Extra clothes and shoes - If your clothes get ripped, soaked or rendered unusable for any other reason having a spare can protect you from the elements and ease any discomforts. Also, make sure to pack lots of socks to keep your feet dry and warm.
Sleeping bag (put alongside your emergency bag)
Flashlight and batteries (or a windup flashlight) - While not as powerful a windup flashlight won’t have you worrying about batteries
multitool/Swiss army knife - Good to have on you since you’ll likely need it one way or another.
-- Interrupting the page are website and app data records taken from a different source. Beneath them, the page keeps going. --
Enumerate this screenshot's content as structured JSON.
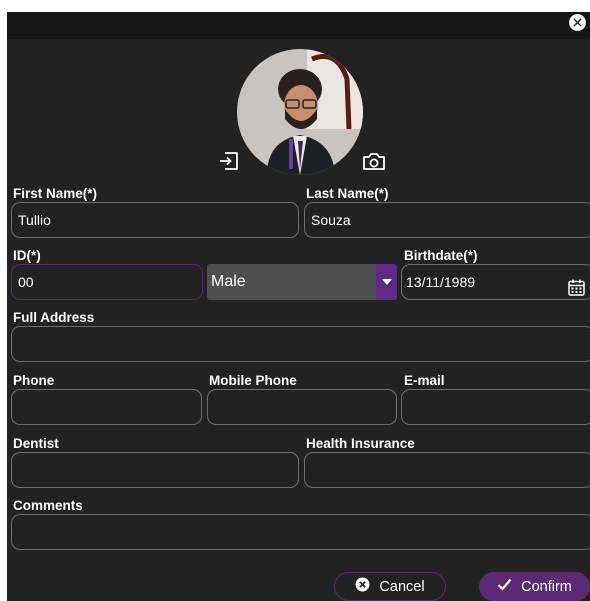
{
  "dialog": {
    "close_icon": "close-circle-icon",
    "photo_icons": {
      "import": "import-photo-icon",
      "camera": "camera-icon"
    }
  },
  "form": {
    "first_name": {
      "label": "First Name(*)",
      "value": "Tullio"
    },
    "last_name": {
      "label": "Last Name(*)",
      "value": "Souza"
    },
    "id": {
      "label": "ID(*)",
      "value": "00"
    },
    "gender": {
      "selected": "Male"
    },
    "birthdate": {
      "label": "Birthdate(*)",
      "value": "13/11/1989",
      "icon": "calendar-icon"
    },
    "full_address": {
      "label": "Full Address",
      "value": ""
    },
    "phone": {
      "label": "Phone",
      "value": ""
    },
    "mobile_phone": {
      "label": "Mobile Phone",
      "value": ""
    },
    "email": {
      "label": "E-mail",
      "value": ""
    },
    "dentist": {
      "label": "Dentist",
      "value": ""
    },
    "health_insurance": {
      "label": "Health Insurance",
      "value": ""
    },
    "comments": {
      "label": "Comments",
      "value": ""
    }
  },
  "actions": {
    "cancel_label": "Cancel",
    "confirm_label": "Confirm",
    "cancel_icon": "x-circle-icon",
    "confirm_icon": "checkmark-icon"
  },
  "colors": {
    "background": "#222222",
    "title_bar": "#141414",
    "accent_purple": "#5c2a72",
    "field_border": "#6e6e6e",
    "text": "#ffffff"
  }
}
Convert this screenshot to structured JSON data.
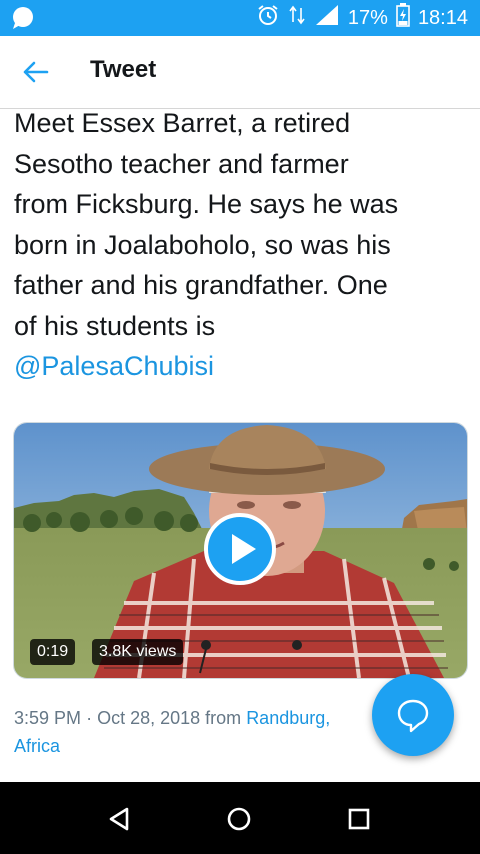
{
  "status_bar": {
    "background": "#1da1f2",
    "left_icon": "message-bubble-icon",
    "icons": [
      "alarm-icon",
      "data-arrows-icon",
      "signal-icon"
    ],
    "battery_percent": "17%",
    "battery_icon": "battery-charging-icon",
    "time": "18:14"
  },
  "header": {
    "back_icon": "arrow-left-icon",
    "title": "Tweet"
  },
  "tweet": {
    "text_lines": [
      "Meet Essex Barret, a retired",
      "Sesotho teacher and farmer",
      "from Ficksburg. He says he was",
      "born in Joalaboholo, so was his",
      "father and his grandfather. One",
      "of his students is"
    ],
    "mention": "@PalesaChubisi",
    "video": {
      "play_icon": "play-icon",
      "duration": "0:19",
      "views": "3.8K views"
    },
    "meta": {
      "time": "3:59 PM",
      "separator": "·",
      "date": "Oct 28, 2018",
      "from_label": "from",
      "location_line1": "Randburg,",
      "location_line2": "Africa"
    }
  },
  "fab": {
    "icon": "reply-bubble-icon"
  },
  "nav_bar": {
    "back_icon": "triangle-back-icon",
    "home_icon": "circle-home-icon",
    "recents_icon": "square-recents-icon"
  },
  "colors": {
    "accent": "#1da1f2",
    "link": "#1b95e0",
    "text": "#14171a",
    "meta_text": "#657786"
  }
}
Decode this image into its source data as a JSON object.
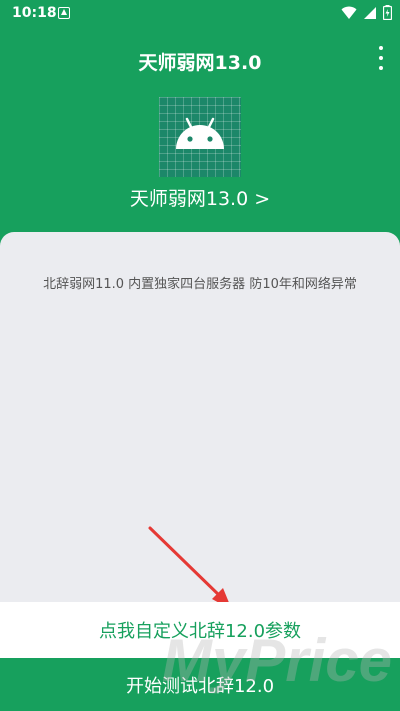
{
  "status_bar": {
    "time": "10:18"
  },
  "app_bar": {
    "title": "天师弱网13.0"
  },
  "app": {
    "name": "天师弱网13.0 >"
  },
  "panel": {
    "notice": "北辞弱网11.0 内置独家四台服务器 防10年和网络异常"
  },
  "buttons": {
    "custom": "点我自定义北辞12.0参数",
    "start": "开始测试北辞12.0"
  },
  "watermark": "MyPrice",
  "colors": {
    "primary": "#17a05d",
    "panel": "#ebecf0",
    "arrow": "#e53935"
  }
}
Portable Radio - Cell service in a disaster won’t always be a guarantee, especially if it’s a severe earthquake. Having a set of radios guarantees you’ll have some way to contact your friends and family if you get separated or need to be apart for whatever reason.
One or two personal belongings - Being away from home for an indefinite amount of time after a disaster can be a bleak and harrowing experience. Fit one or two small items in your bag
There is no one “true” earthquake kit you can make, there are plenty of different factors that should be considered when building your very own. Your town’s environment, seasonal weather, notable locations (such as the fire hall, community center, gas stations and nearest hospital), roads in and out of your city. Where you live can also help you figure out how big you should make your kit, if you’re in a rural or hard-to-reach area, you may want to make a much larger kit than someone in a close-knit suburban apartment. However, it’s always better to err on the side of caution and get more than you think you need.
Storage is also an important part you should keep in mind, especially if your kit has food. Keep track of the expiry dates on all your foods items, and make sure there are no accidental openings that could cause spoiling.
If you haven’t checked out our previous earthquake insurance article be sure to do so [LINK]. We never know when the next quake will strike and as the experts have been telling us for years it’ll probably be the big one. Looking into earthquake insurance can give a little peace of mind when it comes to expecting the unexpected.